Many millions have done so, in order to get messages in 140 characters or less -so-called "Tweets"- from Stephen Fry or anyone else who wants to tell you about their world in a simple Tweet.
Indeed these Tweets, which can be published to blogs as well as other formats such as mobile phones have become something of a craze. Certainly the messages, usually beginning with the @ sign have become popular with such large scale bloggers as Iain Dale amongst others. Iain, like Stephen Fry of course has a real personal enthusiasm for new technology- sometimes even when it doesn't work.
It is now rumoured that Google will buy Twitter, making yet another generation of California nerds into multi-millionaires.
Personally I just can't see the point of Twittering. Just because communication has become ever easier does not mean that there is now a necessity to do so. In fact one of the curses of the modern world is the vast amount of banality that clogs the airways, drowning out the critical information in an ocean of irrelevance.
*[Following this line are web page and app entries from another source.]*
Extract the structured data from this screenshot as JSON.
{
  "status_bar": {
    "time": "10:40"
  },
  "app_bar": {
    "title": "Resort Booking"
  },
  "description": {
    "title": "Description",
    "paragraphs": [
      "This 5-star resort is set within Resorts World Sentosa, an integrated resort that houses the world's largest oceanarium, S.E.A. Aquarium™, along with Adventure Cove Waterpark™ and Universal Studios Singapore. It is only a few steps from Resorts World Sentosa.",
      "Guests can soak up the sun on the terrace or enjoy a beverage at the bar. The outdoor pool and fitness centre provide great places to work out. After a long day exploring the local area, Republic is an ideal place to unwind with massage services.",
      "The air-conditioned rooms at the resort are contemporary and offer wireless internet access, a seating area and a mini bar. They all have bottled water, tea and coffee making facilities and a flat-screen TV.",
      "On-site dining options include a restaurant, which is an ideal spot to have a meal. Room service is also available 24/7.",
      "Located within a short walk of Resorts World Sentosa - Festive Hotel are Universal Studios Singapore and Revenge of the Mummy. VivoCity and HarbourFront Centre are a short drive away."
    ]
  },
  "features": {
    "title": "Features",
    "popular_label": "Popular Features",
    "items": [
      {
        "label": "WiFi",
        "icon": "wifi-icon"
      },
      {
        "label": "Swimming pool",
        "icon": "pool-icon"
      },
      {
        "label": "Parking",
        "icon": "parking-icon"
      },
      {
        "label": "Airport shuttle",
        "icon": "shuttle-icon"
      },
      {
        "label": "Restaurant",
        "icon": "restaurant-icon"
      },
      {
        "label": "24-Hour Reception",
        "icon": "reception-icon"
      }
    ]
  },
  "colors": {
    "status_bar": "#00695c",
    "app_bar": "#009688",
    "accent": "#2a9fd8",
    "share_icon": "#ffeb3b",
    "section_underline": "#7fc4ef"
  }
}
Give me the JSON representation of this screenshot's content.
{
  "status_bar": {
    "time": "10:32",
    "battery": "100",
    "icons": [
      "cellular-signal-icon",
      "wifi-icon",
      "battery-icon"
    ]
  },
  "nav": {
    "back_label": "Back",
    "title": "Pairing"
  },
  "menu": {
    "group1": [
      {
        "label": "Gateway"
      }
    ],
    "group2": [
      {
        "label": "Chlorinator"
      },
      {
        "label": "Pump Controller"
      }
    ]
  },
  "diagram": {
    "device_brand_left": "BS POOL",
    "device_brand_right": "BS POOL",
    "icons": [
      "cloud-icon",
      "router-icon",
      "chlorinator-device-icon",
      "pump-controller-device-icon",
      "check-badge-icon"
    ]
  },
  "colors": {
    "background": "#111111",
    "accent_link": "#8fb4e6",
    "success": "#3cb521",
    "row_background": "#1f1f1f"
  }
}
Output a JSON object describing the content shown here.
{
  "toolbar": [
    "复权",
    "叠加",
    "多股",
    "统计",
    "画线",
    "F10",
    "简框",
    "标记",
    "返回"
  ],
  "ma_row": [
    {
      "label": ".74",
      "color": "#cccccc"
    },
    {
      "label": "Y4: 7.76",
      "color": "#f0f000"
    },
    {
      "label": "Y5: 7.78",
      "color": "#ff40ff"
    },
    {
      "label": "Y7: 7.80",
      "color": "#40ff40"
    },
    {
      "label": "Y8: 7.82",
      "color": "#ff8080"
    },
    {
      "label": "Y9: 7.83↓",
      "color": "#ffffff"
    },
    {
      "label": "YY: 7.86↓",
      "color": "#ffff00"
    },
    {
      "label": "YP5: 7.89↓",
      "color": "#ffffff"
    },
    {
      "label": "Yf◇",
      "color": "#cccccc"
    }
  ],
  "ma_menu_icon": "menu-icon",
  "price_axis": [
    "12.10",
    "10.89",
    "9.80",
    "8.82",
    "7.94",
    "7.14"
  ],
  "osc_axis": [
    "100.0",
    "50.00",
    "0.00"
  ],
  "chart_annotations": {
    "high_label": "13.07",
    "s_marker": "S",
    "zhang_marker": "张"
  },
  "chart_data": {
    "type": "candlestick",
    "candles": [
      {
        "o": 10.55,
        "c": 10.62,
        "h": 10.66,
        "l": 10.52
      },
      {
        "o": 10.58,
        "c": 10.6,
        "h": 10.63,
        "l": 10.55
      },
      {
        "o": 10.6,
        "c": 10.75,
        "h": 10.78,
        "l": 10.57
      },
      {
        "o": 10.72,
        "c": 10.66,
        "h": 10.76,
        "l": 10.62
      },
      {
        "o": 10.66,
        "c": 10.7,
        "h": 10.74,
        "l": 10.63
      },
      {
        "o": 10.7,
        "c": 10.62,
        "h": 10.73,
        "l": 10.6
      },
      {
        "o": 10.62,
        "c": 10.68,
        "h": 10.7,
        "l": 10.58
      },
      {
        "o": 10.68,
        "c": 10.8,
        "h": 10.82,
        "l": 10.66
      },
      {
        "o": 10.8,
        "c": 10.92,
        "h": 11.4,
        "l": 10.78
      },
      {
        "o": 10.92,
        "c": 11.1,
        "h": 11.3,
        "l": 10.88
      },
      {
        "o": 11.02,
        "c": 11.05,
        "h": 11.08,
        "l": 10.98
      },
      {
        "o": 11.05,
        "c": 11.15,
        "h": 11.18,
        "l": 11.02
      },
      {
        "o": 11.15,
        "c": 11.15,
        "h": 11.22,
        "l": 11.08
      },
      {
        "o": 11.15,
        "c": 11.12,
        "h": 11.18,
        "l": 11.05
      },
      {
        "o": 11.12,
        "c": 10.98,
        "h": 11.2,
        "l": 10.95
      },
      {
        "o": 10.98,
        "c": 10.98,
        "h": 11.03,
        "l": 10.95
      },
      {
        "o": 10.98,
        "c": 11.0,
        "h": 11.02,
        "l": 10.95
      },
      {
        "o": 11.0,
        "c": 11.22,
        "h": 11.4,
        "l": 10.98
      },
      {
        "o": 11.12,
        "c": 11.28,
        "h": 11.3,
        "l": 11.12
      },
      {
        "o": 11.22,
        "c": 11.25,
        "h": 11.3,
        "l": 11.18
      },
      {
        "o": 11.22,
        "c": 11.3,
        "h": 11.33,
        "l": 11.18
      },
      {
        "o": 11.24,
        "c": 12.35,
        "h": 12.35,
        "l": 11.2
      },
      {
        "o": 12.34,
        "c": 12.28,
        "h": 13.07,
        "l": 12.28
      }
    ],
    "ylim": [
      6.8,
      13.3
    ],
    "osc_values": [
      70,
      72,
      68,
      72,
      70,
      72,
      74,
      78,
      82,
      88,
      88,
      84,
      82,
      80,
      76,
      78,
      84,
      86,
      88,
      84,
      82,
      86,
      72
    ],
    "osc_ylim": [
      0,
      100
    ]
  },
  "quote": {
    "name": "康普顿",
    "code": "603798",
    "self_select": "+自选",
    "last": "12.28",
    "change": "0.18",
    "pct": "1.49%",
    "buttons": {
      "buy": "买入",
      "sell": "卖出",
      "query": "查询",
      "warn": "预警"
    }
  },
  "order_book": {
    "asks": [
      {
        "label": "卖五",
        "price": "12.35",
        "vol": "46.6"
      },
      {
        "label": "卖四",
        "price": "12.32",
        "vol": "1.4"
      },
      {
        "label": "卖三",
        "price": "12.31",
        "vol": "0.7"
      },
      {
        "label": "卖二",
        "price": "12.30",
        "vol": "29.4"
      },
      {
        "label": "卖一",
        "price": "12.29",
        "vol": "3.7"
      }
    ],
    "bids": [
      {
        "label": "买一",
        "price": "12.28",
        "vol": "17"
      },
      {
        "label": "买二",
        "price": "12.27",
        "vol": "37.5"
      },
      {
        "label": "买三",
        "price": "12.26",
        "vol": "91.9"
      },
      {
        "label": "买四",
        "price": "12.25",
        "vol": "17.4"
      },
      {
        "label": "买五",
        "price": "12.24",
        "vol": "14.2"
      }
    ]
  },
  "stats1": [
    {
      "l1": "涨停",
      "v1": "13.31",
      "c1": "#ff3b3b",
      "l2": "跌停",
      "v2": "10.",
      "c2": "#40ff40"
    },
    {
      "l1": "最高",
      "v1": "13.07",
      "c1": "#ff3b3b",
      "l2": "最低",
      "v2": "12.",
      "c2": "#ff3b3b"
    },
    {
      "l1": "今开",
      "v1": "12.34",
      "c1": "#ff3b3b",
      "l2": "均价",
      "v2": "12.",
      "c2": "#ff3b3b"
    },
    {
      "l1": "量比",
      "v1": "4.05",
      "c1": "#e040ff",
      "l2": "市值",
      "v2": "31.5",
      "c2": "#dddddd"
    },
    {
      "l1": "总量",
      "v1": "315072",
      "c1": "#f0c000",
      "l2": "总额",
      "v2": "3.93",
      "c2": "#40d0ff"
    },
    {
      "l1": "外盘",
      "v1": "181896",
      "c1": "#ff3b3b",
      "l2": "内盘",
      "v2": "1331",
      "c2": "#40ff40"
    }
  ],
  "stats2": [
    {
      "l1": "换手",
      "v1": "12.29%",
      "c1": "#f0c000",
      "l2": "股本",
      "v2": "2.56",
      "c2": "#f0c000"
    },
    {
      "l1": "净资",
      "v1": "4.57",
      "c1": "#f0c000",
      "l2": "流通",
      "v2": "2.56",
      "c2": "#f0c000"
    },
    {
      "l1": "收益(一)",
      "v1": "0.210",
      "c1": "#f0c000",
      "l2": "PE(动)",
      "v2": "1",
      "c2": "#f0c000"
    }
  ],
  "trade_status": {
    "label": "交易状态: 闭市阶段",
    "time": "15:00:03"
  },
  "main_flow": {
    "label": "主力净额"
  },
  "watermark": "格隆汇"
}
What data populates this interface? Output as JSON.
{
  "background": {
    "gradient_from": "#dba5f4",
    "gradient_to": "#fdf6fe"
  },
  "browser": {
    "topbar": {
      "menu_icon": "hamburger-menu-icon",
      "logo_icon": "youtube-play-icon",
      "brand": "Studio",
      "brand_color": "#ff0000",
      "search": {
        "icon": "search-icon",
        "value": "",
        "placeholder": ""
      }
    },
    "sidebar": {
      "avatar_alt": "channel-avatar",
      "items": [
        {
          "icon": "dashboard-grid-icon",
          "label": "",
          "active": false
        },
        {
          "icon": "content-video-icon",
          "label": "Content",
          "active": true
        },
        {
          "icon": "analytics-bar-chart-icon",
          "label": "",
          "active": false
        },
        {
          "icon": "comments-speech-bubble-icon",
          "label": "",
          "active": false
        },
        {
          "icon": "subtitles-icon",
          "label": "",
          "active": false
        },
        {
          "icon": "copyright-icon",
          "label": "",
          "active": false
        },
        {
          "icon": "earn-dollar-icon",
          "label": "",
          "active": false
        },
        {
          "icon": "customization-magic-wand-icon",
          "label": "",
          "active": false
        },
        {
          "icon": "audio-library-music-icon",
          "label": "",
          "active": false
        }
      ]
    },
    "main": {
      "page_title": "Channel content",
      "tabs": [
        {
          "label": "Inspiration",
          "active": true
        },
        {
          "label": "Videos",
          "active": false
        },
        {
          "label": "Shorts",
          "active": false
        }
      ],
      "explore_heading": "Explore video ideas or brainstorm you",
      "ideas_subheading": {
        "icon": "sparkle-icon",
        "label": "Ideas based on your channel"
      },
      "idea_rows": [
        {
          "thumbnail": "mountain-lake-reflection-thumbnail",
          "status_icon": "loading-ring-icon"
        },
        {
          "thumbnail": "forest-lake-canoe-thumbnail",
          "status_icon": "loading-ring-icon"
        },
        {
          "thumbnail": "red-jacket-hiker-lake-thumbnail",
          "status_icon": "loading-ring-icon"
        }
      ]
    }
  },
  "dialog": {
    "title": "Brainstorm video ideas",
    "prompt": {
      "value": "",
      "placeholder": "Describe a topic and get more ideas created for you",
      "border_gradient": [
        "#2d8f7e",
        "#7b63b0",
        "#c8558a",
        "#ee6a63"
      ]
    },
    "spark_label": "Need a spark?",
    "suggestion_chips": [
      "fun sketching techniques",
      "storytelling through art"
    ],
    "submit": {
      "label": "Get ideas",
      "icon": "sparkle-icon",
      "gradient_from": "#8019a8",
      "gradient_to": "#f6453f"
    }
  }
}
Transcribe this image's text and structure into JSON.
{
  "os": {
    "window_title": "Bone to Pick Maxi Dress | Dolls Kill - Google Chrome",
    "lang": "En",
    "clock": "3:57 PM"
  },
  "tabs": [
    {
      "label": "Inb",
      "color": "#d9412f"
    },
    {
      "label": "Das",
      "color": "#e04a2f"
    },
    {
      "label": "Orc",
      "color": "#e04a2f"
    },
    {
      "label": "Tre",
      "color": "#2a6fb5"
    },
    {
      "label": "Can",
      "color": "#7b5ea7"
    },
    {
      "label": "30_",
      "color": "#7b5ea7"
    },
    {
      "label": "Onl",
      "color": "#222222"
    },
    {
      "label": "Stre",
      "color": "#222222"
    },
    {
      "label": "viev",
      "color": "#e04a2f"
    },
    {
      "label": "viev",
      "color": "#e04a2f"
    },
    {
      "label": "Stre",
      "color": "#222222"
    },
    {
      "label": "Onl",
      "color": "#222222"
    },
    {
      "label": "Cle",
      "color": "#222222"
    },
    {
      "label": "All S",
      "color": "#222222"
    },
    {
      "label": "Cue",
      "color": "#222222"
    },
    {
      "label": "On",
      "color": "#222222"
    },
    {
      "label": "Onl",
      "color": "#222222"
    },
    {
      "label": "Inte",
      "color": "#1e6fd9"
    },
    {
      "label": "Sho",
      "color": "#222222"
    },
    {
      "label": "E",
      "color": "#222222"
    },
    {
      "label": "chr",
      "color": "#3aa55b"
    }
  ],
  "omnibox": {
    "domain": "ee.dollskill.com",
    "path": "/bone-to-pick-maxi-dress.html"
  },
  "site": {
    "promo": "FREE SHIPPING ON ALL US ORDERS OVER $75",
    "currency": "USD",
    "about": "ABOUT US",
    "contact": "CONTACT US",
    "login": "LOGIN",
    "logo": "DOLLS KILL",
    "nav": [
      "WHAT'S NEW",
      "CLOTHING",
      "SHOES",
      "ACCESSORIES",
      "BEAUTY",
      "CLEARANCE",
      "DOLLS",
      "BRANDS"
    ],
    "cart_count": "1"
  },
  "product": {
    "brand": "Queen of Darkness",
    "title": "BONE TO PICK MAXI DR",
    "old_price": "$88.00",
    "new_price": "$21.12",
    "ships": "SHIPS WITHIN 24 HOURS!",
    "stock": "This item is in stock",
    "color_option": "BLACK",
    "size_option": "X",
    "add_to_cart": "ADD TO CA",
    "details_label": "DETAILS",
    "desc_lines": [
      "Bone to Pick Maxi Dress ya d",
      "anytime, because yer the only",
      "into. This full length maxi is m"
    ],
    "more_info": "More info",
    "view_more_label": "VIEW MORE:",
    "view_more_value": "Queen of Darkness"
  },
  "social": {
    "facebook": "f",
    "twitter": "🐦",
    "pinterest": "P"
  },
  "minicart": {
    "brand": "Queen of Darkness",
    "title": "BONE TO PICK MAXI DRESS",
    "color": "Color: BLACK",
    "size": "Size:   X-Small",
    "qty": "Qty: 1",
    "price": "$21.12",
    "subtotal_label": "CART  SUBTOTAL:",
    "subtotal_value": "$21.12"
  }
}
Indeed the very point of Google is that it shifts through the trillions or even quadrillions of data points in order to bring you the few million most rel event to your search.
Tweets are a reductio ad absurdum of blogging.
Just because there is a craze for Tweets at this point does not mean- I think- that it really adds anything. Nor do I think that tweeting will necessarily last. It may well be that Twitter is the symbol of the peak of the market in the web 2.0 bubble, as Boo.com was a symbol of the excesses of the dot.com bubble of a decade or so ago.
The point of this blog is to explore issues that interest me in more detail than the DTP (dead tree press) finds able to do. I bring, I hope, my own unique insight and expertise to issues which are often complicated. While, inevitably I must simplify things to allow for the fact that such readers as come to this blog may not have the same background, I still assume that they have a reasonable level of knowledge about the world.
I try, with this blog, to explore ideas. Twittering is simply the equivalent of social chit-chat.
"@ I won't tweet- prefer to be blogger and focus on the harder stuff. I also think Twitter risks becoming symbolic of web 2.0 crash"